"Our enemies are little worms. I saw them at Munich."
That was Hitler’s appraisal of the leaders of Britain and France he hosted in the Bavarian capital in 1938. British Prime Minister Neville Chamberlain had requested the meeting “to find a peaceful solution” to growing tension over Nazi Germany’s grievances and demands.
The outcome: an attempt to appease Hitler through the betrayal of Czechoslovakia. “Britain and France had to choose between war and dishonor,” Winston Churchill remarked at the time. “They chose dishonor. They will have war.”
In 1972, Munich again was linked to appeasement: Palestinian terrorists massacred 11 Israeli Olympic athletes. The group responsible was guided by Palestine Liberation Organization Chairman Yasser Arafat. Nevertheless, Arafat received more encouragement than condemnation: He was invited to address the UN where “the question of Palestine” rose to the top of the agenda; it has remained there ever since with no resolution in sight.
Against this backdrop, last weekend I attended the 43rd annual Munich Conference on Security Policy, a gathering of the international political elite: presidents and prime ministers, defense and foreign secretaries, ambassadors, scholars and journalists from more than 40 countries.
The conference was opened by German Chancellor Angela Merkel. She surveyed a minefield of world crises but proposed little in the way of strategies to resolve them, other than “Peace through Dialogue” – the conference’s slogan prominently displayed in German and English behind her on the stage.
Senator Joseph Lieberman asked Merkel if there was not a “global moral responsibility to stop the genocide” of black Muslims in Sudan. She agreed there was, but added that before action could be contemplated “the African Union has to make clear what it thinks.”
Russia’s Vladimir Putin was the next world leader to take the microphone. He launched into a venomous attack on America, charging that because of Washington “nobody feels secure anymore because nobody can hide behind international law,”
The possibility that international law is not meant to conceal despots was not raised with him. However, Rep. Jane Harman did ask Putin to explain why he was selling nuclear technology and sophisticated surface-to-air missile systems to the regime in Tehran. “We don’t want Iran to feel cornered in a hostile region,” the Russian president said dismissively.
Only seven weeks into his new job, Secretary of Defense Robert Gates decided not to respond to Putin in kind. Instead, he remarked that the former KGB officer’s words “almost filled me with nostalgia for a less complex time. Almost. … One Cold War was quite enough.”
Finally, there was Ali Larijani, the Secretary of Iran’s Supreme National Security Council, playing the role of the indignant revolutionary deigning to address the benighted emissaries of a dying order. “What is important,” he sternly instructed, “is that the world undergoes fundamental changes.”
Cunningly, he appealed for multicultural tolerance: “In the West you have adopted secularism as the basis of democracy.
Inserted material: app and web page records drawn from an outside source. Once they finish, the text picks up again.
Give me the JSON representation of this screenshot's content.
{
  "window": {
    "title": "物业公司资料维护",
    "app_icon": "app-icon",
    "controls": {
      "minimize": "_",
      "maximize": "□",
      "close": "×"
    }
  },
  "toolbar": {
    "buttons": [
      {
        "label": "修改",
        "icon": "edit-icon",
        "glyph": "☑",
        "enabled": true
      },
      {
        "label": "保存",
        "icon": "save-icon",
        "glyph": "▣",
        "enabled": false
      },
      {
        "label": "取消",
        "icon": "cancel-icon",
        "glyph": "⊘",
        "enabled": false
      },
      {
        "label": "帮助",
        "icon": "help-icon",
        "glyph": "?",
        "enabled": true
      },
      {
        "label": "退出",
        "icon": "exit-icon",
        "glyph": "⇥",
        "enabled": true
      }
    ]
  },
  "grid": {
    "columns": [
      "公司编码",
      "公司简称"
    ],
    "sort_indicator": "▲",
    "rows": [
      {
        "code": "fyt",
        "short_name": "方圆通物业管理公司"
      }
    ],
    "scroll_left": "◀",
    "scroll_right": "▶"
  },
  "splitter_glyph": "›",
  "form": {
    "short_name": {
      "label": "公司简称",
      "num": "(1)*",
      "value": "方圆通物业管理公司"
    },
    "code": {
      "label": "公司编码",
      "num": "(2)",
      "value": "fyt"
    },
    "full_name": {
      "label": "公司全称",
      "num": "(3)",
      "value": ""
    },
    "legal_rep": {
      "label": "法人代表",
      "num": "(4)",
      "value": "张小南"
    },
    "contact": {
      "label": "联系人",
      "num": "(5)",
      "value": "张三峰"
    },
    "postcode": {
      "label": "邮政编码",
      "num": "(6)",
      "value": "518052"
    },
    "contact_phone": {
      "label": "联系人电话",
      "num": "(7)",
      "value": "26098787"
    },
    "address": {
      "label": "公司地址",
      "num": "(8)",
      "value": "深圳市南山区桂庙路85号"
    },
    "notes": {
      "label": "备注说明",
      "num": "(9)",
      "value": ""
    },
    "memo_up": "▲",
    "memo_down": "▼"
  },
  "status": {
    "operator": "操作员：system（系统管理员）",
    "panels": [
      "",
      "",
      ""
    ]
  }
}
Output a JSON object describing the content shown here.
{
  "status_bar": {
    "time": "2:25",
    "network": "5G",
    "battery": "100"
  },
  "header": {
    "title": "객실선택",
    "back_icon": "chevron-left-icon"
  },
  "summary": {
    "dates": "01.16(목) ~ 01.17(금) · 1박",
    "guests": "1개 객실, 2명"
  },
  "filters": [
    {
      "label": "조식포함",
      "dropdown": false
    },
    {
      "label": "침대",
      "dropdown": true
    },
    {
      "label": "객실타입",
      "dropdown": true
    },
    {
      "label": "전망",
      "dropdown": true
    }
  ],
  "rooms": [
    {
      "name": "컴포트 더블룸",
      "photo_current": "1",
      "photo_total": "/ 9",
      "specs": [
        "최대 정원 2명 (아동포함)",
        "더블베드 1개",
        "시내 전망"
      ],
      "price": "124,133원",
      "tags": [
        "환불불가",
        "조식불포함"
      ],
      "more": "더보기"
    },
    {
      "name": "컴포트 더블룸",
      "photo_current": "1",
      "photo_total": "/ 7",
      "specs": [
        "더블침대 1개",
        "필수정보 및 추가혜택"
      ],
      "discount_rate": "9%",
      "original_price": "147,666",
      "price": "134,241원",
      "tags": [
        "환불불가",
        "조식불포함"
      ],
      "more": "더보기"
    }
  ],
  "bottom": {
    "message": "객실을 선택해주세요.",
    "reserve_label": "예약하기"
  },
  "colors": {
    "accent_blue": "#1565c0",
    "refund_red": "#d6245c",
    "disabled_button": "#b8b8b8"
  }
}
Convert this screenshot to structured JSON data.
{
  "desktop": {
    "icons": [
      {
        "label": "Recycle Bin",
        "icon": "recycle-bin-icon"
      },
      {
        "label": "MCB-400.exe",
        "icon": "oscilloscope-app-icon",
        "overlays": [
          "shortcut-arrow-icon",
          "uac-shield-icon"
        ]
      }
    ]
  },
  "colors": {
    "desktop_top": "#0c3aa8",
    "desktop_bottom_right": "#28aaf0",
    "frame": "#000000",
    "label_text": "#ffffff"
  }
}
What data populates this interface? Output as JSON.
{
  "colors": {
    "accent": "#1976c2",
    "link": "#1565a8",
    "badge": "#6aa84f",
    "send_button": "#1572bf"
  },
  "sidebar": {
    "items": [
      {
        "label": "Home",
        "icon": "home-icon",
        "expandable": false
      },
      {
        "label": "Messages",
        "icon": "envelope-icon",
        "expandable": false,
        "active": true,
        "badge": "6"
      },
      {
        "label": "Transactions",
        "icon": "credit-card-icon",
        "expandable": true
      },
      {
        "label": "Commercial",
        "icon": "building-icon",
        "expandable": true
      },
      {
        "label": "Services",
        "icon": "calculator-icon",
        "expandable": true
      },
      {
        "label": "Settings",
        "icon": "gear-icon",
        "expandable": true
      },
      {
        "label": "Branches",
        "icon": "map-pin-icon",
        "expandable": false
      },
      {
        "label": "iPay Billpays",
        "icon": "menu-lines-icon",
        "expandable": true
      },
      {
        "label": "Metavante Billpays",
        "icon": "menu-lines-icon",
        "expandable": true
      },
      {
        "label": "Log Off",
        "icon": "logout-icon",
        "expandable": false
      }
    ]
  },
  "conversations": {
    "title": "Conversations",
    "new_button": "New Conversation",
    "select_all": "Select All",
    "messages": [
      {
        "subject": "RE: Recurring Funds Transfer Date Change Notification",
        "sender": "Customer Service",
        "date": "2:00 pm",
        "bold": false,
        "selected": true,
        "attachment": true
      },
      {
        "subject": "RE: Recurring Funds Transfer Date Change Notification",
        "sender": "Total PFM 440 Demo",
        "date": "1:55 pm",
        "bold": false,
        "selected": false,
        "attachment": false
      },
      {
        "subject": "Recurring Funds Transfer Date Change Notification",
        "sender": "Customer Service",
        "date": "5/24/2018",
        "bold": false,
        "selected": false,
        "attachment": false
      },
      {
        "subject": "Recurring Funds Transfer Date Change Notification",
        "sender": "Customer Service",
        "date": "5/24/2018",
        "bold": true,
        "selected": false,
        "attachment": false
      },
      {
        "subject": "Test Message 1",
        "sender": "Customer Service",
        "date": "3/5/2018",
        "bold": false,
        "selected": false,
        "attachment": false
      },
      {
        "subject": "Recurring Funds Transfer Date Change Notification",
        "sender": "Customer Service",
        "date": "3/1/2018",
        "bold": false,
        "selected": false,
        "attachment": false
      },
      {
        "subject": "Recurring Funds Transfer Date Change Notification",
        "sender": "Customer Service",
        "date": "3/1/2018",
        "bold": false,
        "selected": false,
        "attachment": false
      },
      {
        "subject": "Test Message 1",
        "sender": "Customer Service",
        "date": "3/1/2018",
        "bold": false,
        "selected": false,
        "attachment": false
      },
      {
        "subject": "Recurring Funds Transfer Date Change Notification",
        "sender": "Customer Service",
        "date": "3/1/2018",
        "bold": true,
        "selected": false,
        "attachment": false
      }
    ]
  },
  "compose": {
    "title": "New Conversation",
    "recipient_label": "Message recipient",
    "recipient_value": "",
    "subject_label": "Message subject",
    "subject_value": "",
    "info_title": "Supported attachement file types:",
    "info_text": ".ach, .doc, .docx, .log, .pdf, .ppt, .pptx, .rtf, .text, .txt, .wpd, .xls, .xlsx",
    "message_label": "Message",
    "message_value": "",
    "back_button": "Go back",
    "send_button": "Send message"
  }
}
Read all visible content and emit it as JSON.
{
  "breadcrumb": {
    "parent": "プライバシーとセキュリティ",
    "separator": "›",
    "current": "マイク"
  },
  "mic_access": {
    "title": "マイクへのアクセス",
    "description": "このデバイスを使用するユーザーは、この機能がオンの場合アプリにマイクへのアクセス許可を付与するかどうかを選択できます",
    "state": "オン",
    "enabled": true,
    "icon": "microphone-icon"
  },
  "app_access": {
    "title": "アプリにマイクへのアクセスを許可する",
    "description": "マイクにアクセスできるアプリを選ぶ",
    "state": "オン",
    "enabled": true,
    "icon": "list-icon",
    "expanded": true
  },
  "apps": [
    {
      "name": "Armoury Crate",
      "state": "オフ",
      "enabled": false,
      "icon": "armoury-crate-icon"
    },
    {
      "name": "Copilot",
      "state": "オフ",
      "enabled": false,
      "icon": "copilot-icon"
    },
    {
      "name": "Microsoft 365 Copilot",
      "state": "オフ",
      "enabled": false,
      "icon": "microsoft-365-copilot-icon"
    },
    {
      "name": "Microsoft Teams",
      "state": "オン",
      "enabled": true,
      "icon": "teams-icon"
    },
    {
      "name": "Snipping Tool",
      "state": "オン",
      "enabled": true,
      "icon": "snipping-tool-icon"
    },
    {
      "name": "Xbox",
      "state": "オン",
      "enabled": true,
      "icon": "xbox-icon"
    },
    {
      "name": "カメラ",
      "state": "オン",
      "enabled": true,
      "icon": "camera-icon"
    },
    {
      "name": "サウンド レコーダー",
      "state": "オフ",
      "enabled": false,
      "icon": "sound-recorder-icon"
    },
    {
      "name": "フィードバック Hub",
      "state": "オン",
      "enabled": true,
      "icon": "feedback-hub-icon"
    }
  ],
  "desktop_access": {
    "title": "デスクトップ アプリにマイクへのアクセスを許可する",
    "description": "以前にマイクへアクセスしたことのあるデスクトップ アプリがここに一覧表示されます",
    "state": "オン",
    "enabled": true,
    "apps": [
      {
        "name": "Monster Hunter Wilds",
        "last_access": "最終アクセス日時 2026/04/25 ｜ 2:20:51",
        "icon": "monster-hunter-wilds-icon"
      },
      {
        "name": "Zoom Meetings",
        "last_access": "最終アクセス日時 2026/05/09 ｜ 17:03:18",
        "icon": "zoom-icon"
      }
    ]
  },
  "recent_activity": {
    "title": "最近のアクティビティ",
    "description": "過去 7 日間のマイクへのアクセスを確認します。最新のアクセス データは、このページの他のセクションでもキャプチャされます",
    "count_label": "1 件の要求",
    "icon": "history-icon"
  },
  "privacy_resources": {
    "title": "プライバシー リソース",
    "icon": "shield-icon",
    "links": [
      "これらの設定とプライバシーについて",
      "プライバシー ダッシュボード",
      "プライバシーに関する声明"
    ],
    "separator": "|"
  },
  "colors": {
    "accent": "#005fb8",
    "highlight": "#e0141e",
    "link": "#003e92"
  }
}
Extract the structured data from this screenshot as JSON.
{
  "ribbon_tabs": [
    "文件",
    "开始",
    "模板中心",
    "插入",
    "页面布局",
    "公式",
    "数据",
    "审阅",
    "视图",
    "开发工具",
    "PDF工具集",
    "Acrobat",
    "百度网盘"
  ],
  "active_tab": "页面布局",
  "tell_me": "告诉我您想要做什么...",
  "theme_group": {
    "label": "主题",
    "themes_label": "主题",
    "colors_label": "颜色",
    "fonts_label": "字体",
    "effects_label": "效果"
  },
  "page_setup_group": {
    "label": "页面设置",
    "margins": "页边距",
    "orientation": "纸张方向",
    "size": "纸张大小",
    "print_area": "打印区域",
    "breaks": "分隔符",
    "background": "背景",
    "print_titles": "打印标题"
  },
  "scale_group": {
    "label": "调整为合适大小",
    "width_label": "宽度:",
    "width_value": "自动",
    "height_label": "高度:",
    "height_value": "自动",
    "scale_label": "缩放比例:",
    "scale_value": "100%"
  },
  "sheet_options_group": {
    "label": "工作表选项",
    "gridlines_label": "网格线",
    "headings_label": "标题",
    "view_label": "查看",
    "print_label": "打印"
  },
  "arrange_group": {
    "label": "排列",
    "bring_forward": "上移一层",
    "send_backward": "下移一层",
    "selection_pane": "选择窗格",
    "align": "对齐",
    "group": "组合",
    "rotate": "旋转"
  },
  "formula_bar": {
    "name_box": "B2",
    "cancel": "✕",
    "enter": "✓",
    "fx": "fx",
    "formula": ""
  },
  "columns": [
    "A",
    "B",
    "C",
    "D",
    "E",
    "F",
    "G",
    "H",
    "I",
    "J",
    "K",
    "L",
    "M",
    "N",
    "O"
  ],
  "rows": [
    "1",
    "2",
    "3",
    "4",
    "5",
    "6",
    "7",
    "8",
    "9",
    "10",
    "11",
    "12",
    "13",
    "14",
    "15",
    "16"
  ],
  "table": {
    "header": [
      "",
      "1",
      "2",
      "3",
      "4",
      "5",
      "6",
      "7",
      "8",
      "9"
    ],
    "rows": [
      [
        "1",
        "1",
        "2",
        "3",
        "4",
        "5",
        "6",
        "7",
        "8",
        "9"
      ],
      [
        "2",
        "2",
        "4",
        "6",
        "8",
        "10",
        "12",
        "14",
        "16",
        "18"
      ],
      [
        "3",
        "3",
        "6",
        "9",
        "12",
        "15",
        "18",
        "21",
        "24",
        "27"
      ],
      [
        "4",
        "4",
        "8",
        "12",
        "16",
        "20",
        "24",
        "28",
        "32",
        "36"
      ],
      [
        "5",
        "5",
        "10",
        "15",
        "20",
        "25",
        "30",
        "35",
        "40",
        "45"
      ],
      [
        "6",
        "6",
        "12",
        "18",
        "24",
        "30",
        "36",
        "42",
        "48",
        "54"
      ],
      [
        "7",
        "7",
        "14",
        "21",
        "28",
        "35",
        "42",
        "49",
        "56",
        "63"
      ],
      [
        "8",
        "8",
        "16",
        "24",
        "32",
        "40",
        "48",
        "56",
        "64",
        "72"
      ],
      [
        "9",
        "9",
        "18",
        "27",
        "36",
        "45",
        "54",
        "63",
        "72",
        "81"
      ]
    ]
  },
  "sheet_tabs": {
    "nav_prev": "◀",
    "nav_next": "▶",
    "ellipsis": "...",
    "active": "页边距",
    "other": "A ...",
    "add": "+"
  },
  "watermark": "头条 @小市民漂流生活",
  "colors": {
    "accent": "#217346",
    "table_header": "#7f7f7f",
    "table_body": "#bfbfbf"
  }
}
Our democracy is based on Islamic thoughts.” Assuming the mantle of victim, he complained that “in the West, the defamation of the Prophet of Islam is being supported.”
As for Iran’s nuclear program, he insisted it is intended only to generate electricity. “We have no intention of aggression against any country,'' he said, sounding offended by the very thought. He added that, on the contrary, “We are a victim of terrorism.” At whose hands, he did not specify.
Larijani sternly set down the rules for those wishing to question him: He was not to be asked about “suspension of uranium enrichment, the Holocaust or Israel.”
Perhaps the sharpest rejoinder came from Sen. Lindsey Graham. “It must have been difficult for you to say what you said,” he told the Iranian official. “Because it was difficult for me to listen.”
Graham observed: “No one who denies the Holocaust can be trusted with nuclear materials.” And he advised Larijani to “Go visit Dachau,” the Nazi concentration camp preserved as a memorial in Munich’s bucolic suburbs; an unintended consequence of the policy of appeasement.
In contrast with Graham and other members of the American delegation – which included also Senators John McCain and Jon Kyl -- few European leaders seemed distressed by Larijani. If anything, they congratulated themselves for having invited him to Munich to begin a process of “peace though dialogue.”
As for what Larijani and his fellow Islamist revolutionaries think of their European hosts, one can only surmise. But I suspect it is not too far from the Führer’s appraisal of those he humiliated in Munich nearly 70 years ago.